The body that represents Scotland’s most senior police officers has hit out at watchdogs over the “lengthy and damaging” investigations into allegations of misconduct.
The Scottish Chief Police Officers Staff Association (SCPOSA) - which represents Police Scotland’s chief constable, as well as assistant and deputy chief constables - has questioned the time it takes the Scottish Police Authority (SPA) and the Police Investigations and Review Commissioner (Pirc) to conclude inquiries.
In a submission to MSPs on Holyrood’s Justice Committee SCPOSA complained that “disproportionate, lengthy and damaging enquiries appear to be undertaken with no route of challenge existing”.
The process for investigating allegations against senior officers was set out in the legislation which created Police Scotland as a national force, replacing eight regional bodies.
But SCPOSA claimed the Police and Fire Reform (Scotland) Act 2012 has “inherent flaws” which have not been addressed, despite concerns being raised with both the Scottish Government and the SPA.
And with the committee now examining the impact of the legislation, it has called for a review of the accountability of both the SPA and the Pirc.
It comes after former chief constable Phil Gormley quit the post in February - some five months after he had been placed on special leave amid investigations into claims of gross misconduct.
SCPOSA said Mr Gormley had “resigned before the resolution of the allegations against him despite enquiries having been ongoing for many months”.
SCPOSA stressed it “unequivocally recognises the need for a fair, proportionate, transparent and robust system to deal with matters of complaint, misconduct and allegations of criminality in relation to senior officers”.
SCPOSA said in the five years since the Act had come into force it had “become increasingly concerned regarding the length of time taken by both the SPA and PIRC to complete what have been seen as relatively straightforward enquiries or assessments”.
It stated: “In many of these cases months have passed with no apparent progress and indeed no explanation of why no progress has been made.”

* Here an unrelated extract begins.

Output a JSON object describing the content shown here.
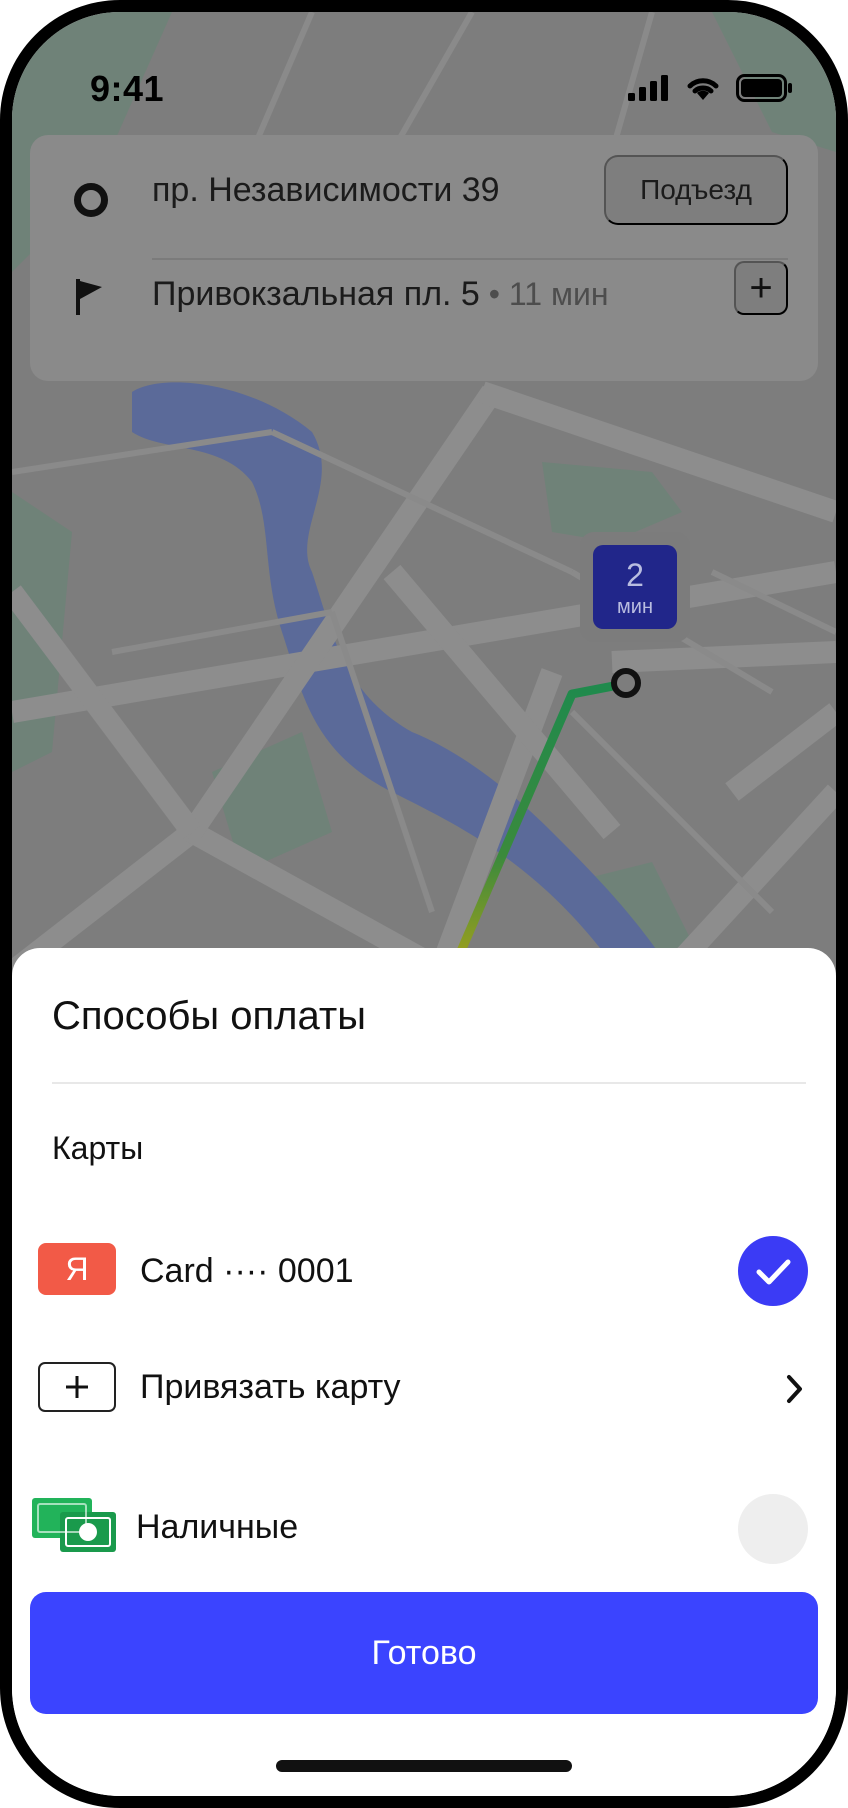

It insisted the Scottish Government “could not have intended such delays” when it drew up the legislation, and “could not have envisaged the damage these lengthy enquiries would cause to the reputations” of Police Scotland and officers being investigated.
The submission continued: “Whilst it is accepted that enquiries into allegations of wrongdoing on the part of the most senior police officers in Scotland will always cause a significant amount of public and press interest the level of intrusion currently being encountered could not have been anticipated at the inception of the new arrangements.
“In a number of instances the Association and indeed individual officers have only become aware of investigations into their conduct when articles have appeared in the media.
“Whilst it is unclear where such information has originated it is clear that it does significant damage to the officers’ reputations and also to any concept of fairness of enquiries into the matters.”
It added: “The Scottish Government and indeed the people of Scotland rightly expect the highest standards from senior police officers who carry significant responsibilities and pressure.
“In return, the senior officers should surely be entitled to expect that when complaints are received, they are dealt with in a manner which protects their personal and professional reputations for the future.
“In a number of instances this has not been the case.”